(Dataset items)
- Opening Delimiter -
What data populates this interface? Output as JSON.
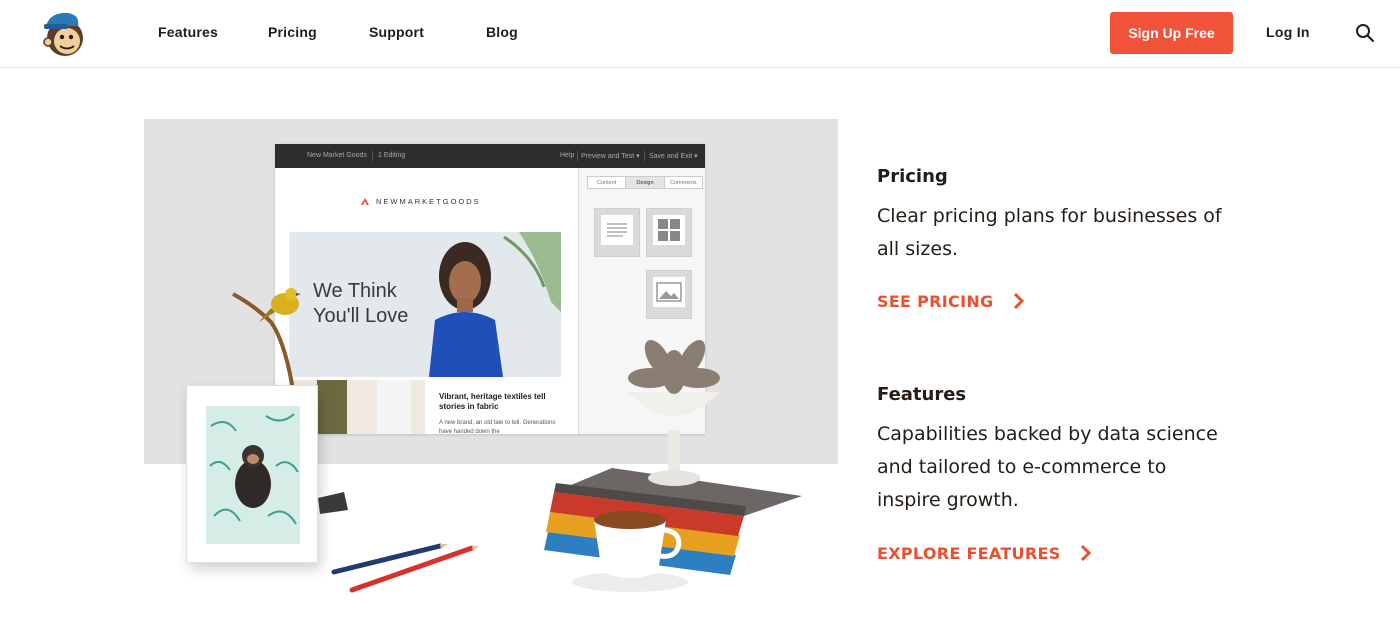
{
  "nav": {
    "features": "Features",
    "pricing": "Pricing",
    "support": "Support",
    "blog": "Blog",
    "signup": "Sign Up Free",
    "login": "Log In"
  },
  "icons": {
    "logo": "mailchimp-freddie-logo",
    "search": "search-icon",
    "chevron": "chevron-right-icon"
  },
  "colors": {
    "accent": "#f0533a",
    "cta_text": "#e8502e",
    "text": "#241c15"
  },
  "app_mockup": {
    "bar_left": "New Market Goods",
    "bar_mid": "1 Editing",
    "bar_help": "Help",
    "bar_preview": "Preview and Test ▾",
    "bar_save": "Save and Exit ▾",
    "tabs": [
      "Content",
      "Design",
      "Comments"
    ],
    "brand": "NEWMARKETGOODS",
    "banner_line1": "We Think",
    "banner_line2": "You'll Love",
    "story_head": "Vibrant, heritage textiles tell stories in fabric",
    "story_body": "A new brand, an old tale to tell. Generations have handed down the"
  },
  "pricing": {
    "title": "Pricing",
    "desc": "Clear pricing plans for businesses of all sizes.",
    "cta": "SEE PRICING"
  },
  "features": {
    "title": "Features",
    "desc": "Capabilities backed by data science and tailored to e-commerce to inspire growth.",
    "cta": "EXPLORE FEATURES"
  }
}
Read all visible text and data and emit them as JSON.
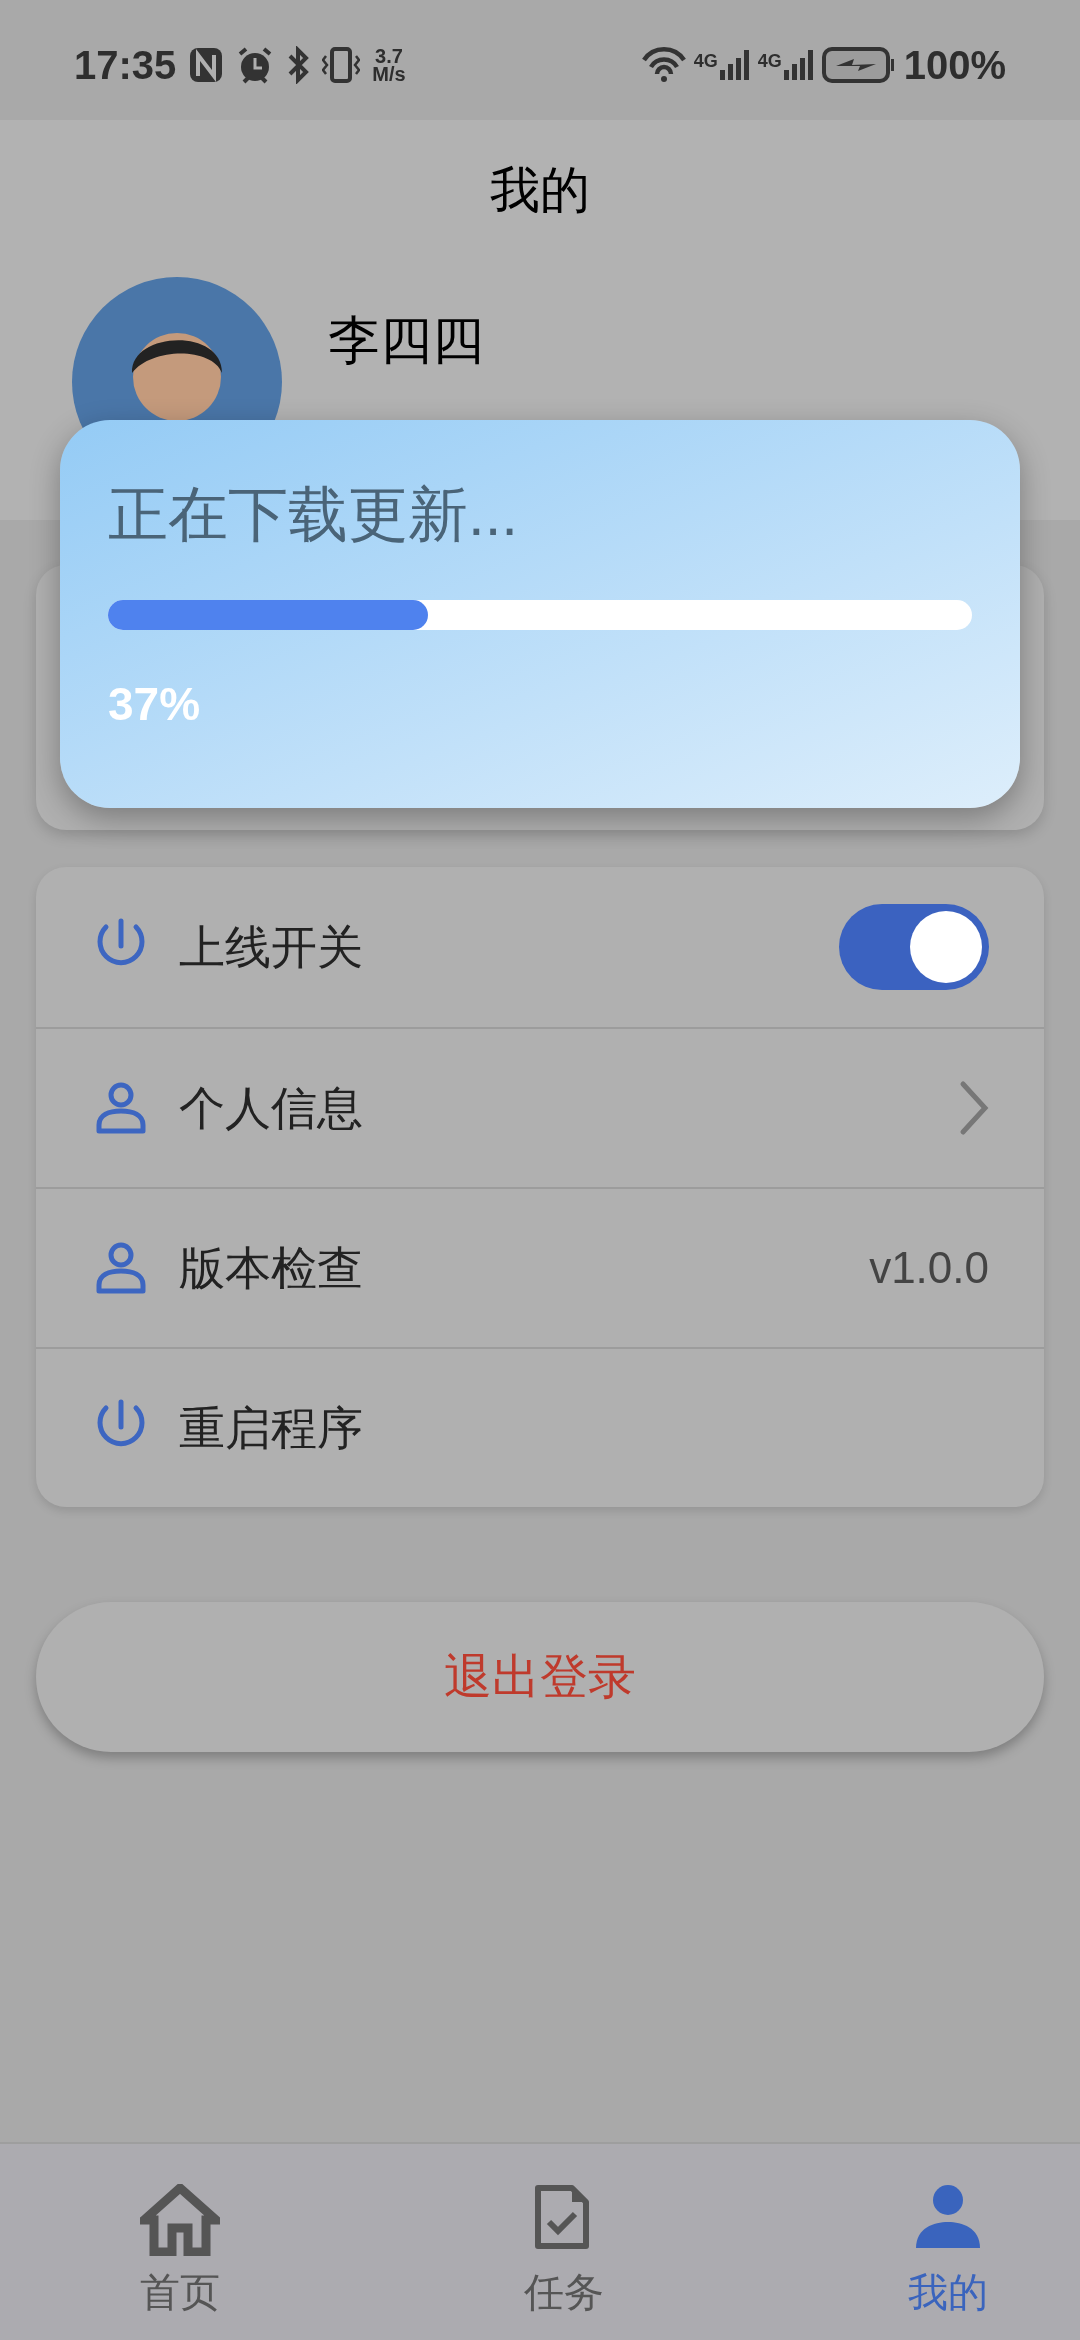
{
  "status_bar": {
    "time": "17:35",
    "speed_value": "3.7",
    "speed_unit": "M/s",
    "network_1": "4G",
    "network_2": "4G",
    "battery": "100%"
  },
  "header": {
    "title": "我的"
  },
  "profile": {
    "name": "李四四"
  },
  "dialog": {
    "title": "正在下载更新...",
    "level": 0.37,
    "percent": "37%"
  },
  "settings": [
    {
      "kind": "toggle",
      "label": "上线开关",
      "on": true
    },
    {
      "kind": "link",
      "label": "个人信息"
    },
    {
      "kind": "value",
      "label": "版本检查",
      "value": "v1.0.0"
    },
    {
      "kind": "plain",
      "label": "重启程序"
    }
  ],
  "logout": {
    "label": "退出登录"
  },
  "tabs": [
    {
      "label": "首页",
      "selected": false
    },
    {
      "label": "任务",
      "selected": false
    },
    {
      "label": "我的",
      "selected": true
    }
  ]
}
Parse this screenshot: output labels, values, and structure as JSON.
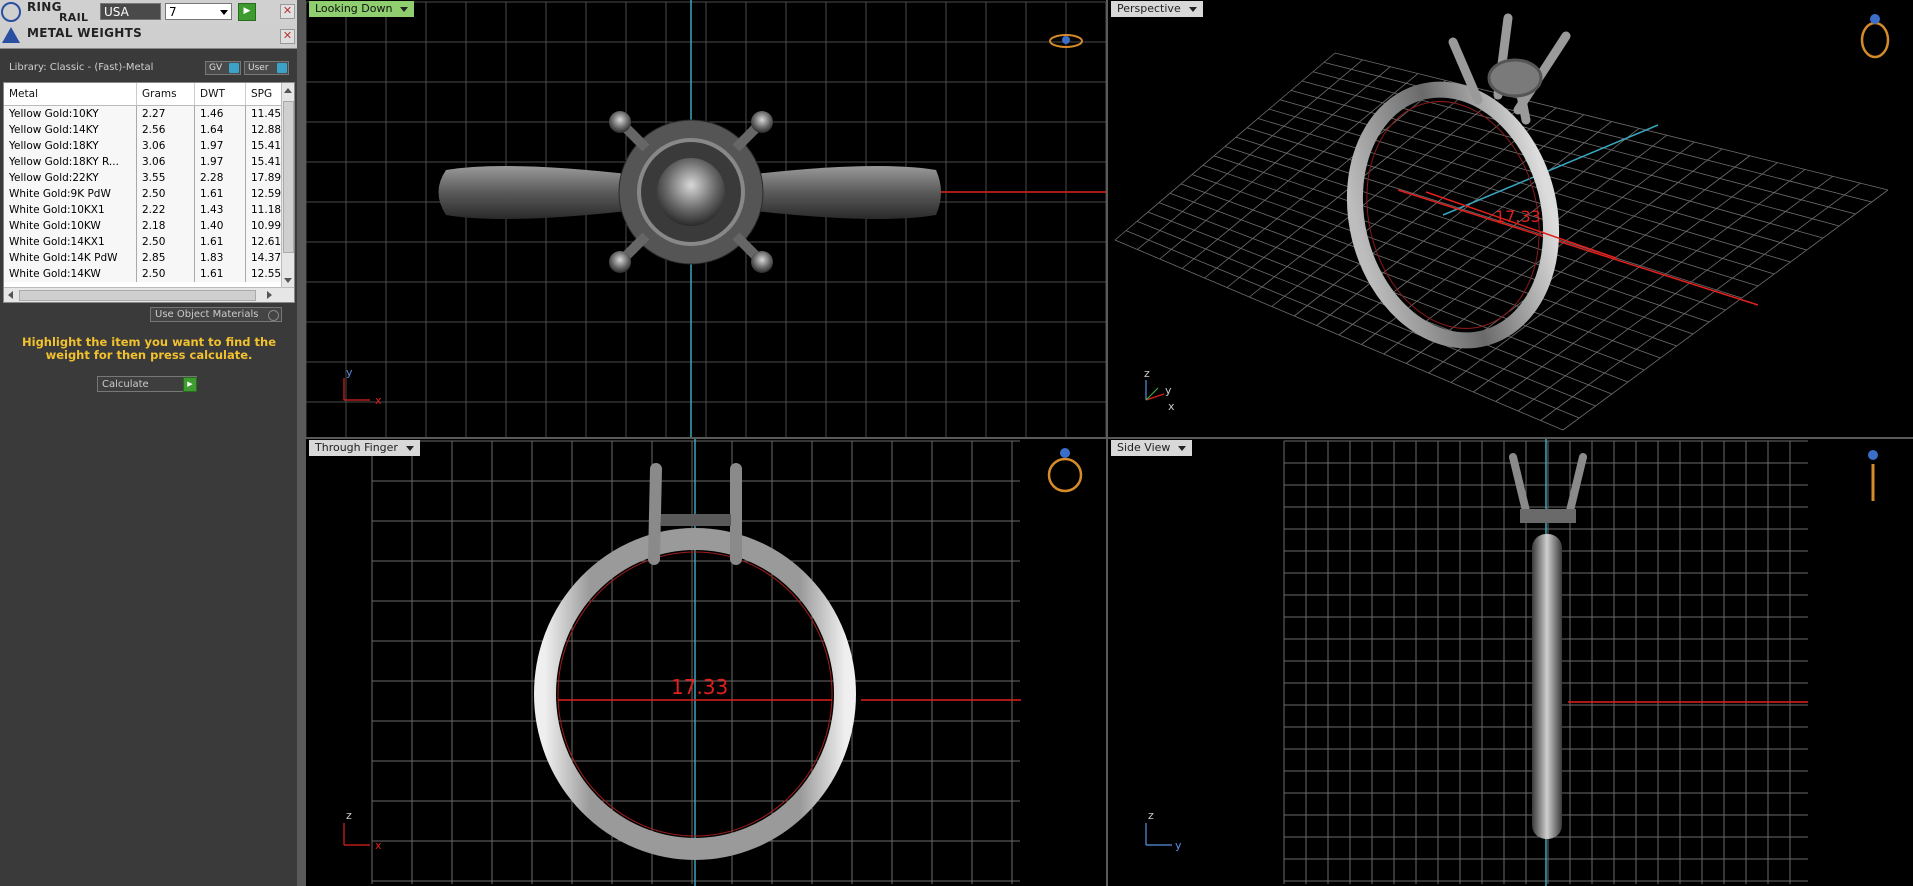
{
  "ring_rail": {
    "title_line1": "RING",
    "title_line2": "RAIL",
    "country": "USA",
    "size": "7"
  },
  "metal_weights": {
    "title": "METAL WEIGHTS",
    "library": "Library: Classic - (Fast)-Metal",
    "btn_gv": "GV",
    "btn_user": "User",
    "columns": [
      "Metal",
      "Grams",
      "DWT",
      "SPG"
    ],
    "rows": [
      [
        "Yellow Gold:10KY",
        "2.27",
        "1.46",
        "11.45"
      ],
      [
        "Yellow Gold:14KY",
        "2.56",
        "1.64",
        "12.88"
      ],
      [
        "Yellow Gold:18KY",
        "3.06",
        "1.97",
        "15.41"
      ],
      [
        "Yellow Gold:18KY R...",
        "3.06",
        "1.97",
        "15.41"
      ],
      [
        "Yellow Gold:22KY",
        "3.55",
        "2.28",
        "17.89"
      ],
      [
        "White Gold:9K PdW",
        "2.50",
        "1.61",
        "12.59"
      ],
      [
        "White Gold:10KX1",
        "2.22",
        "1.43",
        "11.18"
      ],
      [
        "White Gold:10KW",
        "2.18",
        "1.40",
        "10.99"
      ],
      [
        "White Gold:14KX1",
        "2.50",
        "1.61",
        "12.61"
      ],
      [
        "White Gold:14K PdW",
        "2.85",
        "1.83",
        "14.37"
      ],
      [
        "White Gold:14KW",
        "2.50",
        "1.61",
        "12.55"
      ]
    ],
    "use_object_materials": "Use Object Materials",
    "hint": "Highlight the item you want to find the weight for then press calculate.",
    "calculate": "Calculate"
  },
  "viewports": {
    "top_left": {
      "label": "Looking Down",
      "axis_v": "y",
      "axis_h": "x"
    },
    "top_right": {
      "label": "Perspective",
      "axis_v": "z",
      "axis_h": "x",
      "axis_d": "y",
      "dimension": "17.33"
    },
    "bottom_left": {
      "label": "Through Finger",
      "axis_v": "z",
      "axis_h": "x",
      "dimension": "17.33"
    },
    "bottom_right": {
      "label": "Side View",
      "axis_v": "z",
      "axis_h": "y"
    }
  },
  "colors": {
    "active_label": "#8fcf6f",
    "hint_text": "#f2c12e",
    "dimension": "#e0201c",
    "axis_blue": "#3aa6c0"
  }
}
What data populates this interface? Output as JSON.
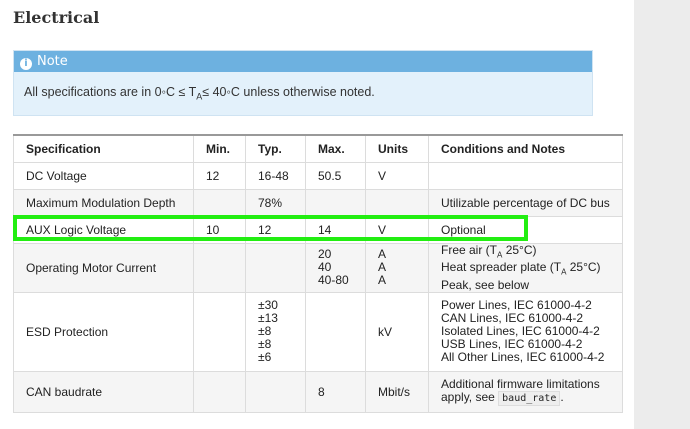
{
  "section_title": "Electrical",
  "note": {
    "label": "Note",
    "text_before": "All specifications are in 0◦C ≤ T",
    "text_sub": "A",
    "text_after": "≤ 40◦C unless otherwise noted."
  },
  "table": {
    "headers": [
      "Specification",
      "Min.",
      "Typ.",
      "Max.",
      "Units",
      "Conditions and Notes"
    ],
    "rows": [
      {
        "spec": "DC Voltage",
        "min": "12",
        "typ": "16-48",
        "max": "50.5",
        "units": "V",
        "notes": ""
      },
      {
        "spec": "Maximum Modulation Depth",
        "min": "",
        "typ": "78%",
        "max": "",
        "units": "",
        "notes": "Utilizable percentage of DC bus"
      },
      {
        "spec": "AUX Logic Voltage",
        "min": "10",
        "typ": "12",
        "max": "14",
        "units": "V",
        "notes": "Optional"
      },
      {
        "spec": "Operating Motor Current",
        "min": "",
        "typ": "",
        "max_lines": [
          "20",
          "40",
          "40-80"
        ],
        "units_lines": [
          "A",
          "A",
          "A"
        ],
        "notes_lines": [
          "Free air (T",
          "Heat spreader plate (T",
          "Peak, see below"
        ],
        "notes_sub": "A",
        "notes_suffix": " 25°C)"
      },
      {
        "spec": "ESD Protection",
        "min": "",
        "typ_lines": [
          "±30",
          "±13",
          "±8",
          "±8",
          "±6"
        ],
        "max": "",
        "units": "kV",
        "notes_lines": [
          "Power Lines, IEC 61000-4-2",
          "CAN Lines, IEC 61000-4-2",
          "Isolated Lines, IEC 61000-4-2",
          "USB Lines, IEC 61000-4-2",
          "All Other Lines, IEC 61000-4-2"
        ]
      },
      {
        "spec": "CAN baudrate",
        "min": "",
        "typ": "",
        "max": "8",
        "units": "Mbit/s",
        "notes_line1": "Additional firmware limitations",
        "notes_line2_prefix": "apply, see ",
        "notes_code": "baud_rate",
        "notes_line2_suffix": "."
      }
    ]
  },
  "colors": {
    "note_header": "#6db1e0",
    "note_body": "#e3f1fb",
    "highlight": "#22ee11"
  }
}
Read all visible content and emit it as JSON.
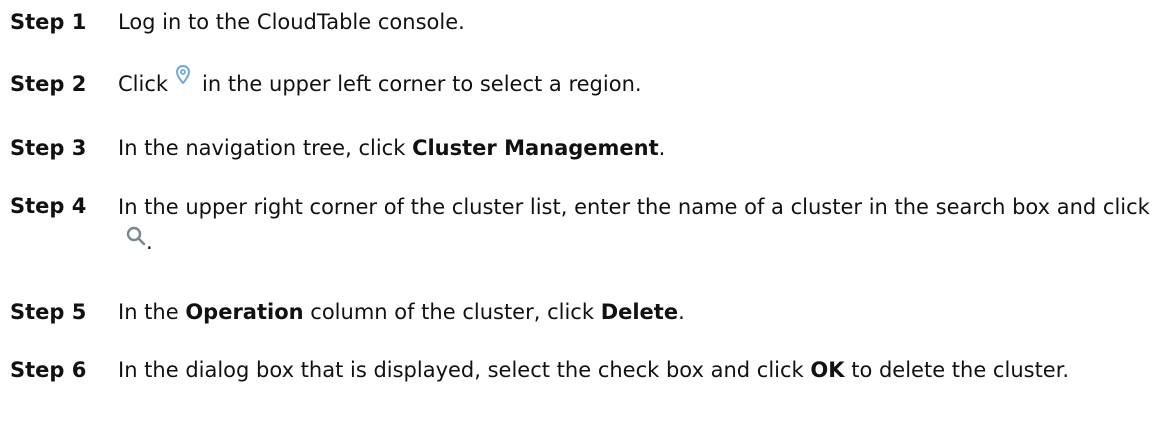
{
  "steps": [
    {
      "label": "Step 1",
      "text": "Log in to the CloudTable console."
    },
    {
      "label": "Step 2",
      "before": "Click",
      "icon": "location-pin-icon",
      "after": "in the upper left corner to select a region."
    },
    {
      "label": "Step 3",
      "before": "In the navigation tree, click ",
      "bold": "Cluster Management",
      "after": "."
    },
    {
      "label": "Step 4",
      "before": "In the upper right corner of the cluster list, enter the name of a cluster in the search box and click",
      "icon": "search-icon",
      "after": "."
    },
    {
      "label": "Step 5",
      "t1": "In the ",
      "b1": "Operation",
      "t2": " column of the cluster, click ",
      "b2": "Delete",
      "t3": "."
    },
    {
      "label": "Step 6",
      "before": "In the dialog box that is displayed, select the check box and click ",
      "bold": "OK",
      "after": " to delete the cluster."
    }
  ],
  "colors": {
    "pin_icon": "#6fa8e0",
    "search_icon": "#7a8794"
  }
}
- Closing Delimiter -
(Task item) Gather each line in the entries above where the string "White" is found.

(Solution)
        "White Gold:9K PdW",
        "White Gold:10KX1",
        "White Gold:10KW",
        "White Gold:14KX1",
        "White Gold:14K PdW",
        "White Gold:14KW",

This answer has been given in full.